*** Opening INPUT RECORDS ***
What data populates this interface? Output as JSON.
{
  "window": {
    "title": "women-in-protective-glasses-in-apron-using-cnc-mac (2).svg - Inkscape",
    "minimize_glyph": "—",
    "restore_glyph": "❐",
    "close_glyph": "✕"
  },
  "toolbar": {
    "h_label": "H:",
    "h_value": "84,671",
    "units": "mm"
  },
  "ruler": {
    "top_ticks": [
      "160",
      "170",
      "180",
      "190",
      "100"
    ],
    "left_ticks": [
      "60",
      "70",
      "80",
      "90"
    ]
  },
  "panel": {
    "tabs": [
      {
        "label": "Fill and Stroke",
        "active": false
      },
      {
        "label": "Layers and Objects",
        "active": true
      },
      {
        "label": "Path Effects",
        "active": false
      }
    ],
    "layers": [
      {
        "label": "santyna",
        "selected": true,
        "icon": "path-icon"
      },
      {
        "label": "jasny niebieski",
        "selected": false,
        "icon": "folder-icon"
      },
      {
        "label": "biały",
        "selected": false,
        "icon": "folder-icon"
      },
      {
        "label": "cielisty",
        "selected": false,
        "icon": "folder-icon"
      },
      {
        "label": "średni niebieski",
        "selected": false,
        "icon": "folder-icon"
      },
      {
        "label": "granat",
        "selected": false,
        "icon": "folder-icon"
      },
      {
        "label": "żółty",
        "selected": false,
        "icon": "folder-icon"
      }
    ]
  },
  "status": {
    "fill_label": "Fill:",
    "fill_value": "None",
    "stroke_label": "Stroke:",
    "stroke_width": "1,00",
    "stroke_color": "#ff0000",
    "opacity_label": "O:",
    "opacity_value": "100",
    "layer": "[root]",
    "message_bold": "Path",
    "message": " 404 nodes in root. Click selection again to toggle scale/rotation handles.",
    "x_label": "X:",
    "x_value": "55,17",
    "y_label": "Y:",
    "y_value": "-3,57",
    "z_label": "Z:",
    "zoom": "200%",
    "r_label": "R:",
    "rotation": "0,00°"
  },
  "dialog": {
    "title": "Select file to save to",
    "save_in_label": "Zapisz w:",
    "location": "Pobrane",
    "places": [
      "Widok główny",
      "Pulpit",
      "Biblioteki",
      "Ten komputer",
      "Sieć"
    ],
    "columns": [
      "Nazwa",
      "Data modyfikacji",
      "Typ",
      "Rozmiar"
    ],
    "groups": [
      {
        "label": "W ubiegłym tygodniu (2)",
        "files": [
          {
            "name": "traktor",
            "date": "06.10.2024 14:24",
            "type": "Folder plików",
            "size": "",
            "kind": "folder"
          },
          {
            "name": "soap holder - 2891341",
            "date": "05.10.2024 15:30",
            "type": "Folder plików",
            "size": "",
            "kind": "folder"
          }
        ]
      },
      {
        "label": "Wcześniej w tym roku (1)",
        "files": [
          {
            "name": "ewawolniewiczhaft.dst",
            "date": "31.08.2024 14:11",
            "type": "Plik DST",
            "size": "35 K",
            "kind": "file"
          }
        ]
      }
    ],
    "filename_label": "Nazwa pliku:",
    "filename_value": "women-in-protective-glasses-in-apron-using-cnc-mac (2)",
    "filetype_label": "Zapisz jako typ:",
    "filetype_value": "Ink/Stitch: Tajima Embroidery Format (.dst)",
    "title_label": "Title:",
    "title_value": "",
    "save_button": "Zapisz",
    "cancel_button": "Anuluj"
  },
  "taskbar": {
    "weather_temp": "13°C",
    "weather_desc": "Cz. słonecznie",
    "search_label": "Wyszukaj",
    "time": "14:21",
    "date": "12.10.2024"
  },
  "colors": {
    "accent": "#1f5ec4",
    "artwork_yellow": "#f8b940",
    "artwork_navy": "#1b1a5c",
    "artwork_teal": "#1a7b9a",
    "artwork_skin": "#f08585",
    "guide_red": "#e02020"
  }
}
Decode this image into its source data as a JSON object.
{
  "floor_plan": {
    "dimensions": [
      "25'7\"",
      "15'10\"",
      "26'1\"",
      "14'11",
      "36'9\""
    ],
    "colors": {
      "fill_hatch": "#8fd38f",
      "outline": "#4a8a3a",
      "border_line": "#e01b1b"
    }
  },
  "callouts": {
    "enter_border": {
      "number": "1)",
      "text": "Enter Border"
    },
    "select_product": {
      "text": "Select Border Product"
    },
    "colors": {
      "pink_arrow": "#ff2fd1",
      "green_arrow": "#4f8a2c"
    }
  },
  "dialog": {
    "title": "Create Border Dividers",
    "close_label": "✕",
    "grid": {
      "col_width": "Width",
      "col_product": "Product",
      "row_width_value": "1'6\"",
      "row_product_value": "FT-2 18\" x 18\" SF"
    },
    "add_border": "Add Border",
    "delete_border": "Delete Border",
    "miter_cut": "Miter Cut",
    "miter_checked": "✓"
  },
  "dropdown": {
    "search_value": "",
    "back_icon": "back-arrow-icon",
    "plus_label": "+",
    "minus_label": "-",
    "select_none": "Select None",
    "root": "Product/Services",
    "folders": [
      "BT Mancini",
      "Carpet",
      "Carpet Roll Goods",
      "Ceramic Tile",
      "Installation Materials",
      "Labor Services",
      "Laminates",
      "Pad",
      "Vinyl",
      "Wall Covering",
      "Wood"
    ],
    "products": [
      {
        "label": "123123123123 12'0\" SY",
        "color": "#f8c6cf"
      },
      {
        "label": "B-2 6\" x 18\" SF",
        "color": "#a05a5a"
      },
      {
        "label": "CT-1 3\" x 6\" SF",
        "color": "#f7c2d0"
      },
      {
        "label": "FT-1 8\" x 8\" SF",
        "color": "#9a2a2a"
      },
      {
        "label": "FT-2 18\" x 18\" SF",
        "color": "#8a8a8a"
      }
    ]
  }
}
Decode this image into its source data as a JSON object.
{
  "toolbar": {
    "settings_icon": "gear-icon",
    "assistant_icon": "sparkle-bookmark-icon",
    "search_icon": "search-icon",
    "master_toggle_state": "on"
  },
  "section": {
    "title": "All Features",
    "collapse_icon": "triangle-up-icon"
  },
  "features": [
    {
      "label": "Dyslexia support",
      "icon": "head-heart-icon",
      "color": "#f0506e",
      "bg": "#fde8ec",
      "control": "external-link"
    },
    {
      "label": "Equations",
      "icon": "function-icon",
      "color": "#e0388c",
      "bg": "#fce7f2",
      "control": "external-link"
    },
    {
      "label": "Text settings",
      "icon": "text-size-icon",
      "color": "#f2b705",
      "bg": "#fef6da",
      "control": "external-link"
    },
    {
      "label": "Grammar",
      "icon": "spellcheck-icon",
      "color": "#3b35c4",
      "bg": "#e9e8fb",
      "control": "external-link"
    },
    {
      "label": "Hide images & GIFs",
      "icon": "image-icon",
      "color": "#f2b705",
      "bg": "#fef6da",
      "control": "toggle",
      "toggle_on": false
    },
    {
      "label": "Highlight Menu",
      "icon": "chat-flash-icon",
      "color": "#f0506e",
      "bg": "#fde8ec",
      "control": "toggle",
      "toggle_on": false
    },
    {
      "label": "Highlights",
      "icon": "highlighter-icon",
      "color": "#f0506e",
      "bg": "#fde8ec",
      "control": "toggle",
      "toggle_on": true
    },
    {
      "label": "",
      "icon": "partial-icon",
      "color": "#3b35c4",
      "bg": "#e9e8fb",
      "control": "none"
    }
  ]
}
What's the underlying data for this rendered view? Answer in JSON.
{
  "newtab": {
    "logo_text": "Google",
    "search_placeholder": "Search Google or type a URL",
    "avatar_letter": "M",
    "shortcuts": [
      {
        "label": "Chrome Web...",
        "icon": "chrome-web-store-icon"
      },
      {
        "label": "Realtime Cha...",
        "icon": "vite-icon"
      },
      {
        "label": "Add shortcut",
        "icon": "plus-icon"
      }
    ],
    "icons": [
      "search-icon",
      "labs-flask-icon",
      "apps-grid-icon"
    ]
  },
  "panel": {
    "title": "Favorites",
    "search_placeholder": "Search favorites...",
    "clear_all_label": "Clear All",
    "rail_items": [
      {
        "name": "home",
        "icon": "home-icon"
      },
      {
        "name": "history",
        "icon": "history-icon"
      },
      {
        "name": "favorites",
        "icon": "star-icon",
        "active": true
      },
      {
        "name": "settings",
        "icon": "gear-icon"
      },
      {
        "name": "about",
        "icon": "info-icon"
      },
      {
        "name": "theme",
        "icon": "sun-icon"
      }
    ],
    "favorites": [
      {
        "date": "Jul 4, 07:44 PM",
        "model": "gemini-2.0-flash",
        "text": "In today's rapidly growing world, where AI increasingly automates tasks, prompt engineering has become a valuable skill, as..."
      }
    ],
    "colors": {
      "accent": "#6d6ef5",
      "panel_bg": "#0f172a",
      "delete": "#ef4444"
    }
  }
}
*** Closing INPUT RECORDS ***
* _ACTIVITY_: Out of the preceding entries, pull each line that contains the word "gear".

* _RESPONSE TO THE TASK_:
    "settings_icon": "gear-icon",
        "icon": "gear-icon"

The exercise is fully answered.